All these moves on the diplomatic chessboard indicate a sidelining of the Quds Force, which under the late General Qassem Soleimani had exclusive control over Iran’s policy in what Tehran likes to call “West Asia” instead of the Middle East.
Khamenei has always harbored a deep suspicion of Islamic Republic’s professional diplomats, believing that, being foreign-educated, most of them were seduced by the West and did not share his dream of creating “the New Islamic Civilization” as an alternative model for mankind.
Some career diplomats fanned the fires of that suspicion in a number of ways. For example, in a number of op-eds he wrote for US newspapers, former Foreign Minister Muhammad-Javad Zarif designated himself as “Iran Foreign Minister” making no mention of the Islamic Republic, let alone paying homage to Khamenei or the regime’s founder “Imam” Khomeini.
Tehran’s recently retired Ambassador to the United Nations, Majid Takht Ravanchi, followed the same style. In his farewell message, he said he had worked to “serve the interests of the Iranian nation,” making no mention of the Islamic Republic or Khamenei.

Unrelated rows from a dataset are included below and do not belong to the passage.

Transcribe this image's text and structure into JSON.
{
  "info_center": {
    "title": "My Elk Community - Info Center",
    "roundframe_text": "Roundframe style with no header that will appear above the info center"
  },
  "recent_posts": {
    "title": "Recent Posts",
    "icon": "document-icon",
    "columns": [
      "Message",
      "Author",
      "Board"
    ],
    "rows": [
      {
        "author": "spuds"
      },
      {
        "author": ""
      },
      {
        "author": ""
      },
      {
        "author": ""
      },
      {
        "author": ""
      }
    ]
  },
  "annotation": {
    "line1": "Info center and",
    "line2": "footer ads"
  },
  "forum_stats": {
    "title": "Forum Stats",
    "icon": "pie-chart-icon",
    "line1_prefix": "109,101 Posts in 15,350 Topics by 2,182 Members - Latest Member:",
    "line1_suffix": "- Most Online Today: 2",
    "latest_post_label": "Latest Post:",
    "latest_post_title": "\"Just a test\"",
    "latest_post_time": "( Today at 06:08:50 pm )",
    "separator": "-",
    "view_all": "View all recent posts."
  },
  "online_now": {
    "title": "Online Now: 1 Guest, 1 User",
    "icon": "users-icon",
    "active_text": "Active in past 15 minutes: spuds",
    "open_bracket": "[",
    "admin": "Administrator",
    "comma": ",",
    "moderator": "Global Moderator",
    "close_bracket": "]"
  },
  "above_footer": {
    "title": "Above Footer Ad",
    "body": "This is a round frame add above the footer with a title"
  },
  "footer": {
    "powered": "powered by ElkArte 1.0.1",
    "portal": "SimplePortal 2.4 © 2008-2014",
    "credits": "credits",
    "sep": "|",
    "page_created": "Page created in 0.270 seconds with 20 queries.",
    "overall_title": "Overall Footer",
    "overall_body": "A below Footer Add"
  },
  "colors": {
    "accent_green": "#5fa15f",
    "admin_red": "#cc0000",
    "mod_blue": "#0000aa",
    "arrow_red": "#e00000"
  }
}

According to a study by Mahin Nava’i, over 100 Islamic Republic diplomats have at the end of their official terms or after retirement either remained in the countries of their posting or kept their families there. Though only a handful defected to join the opposition, many bought property in Europe, Britain, the US, and, above all, Canada.
No one could assert this as fact, but some analysts believe that Khamenei had also grown wary of Gen. Soleimani’s increasing tendency to run his “West Asia” fiefdom as he pleased with a dwindling intellectual input from Khamenei’s household.
The ayatollah’s decision to tighten his personal control over key foreign policy dossiers may have been partly prompted by the past six months of nationwide protests that he believes were sustained by unprecedented support from Western powers and their allies in “West Asia.” Thus, offering a less hostile profile in foreign relations could help to dishearten the protestors.
At the same time, the “Supreme Guide” is trying to reinterpret the protests as a symptom of economic discontent; a theme he emphasized in his New Year message. In that vein, he forgot his shibboleth of “resistance economics” and called for “investment and production,” goals that cannot be achieved without distancing Iran from the “lone wolf” strategy it has pursued since 2005.
This is why Tehran now seems keen to revive the stalled “nuclear talks” amid unconfirmed reports of contacts between the Biden administration and Tehran’s man at the UN, Saeed Iravani.
If there is indeed a change of course, the most important part of the scheme is the prospect of normalization with Saudi Arabia.
It was the Rafsanjani team, including his favorite son Mehdi, who first broke the ice with the Saudis in 1995. That was followed by the signing of a security accord and an agreement on trade and economic cooperation. The first major Saudi investment in the Islamic Republic came in 1996, when a Saudi company bought Iran’s largest producer of vegetable oil.
Saudi Crown Prince Abdullah bin Abdulaziz visited Tehran in 1997 with pomp and ceremony amid high hopes for closer ties.
The Saudis helped persuade the Islamic nations to let Iran host the Organisation of the Islamic Conference summit in 1997. Ignoring his hostile rhetoric, in 2007 the Saudis even invited President Mahmud Ahmadinejad, an arch-foe of Rafsanjani, to visit the kingdom in the forlorn hope of keeping the newly brokered deals on track. Soon, however, it became clear that, flush with massive oil revenues due to high prices and rising exports, the Tehran leadership was reverting to its dream of hegemony in “West Asia.”
Are we heading for a Deja-vu of the Deja-vu? Only time will tell.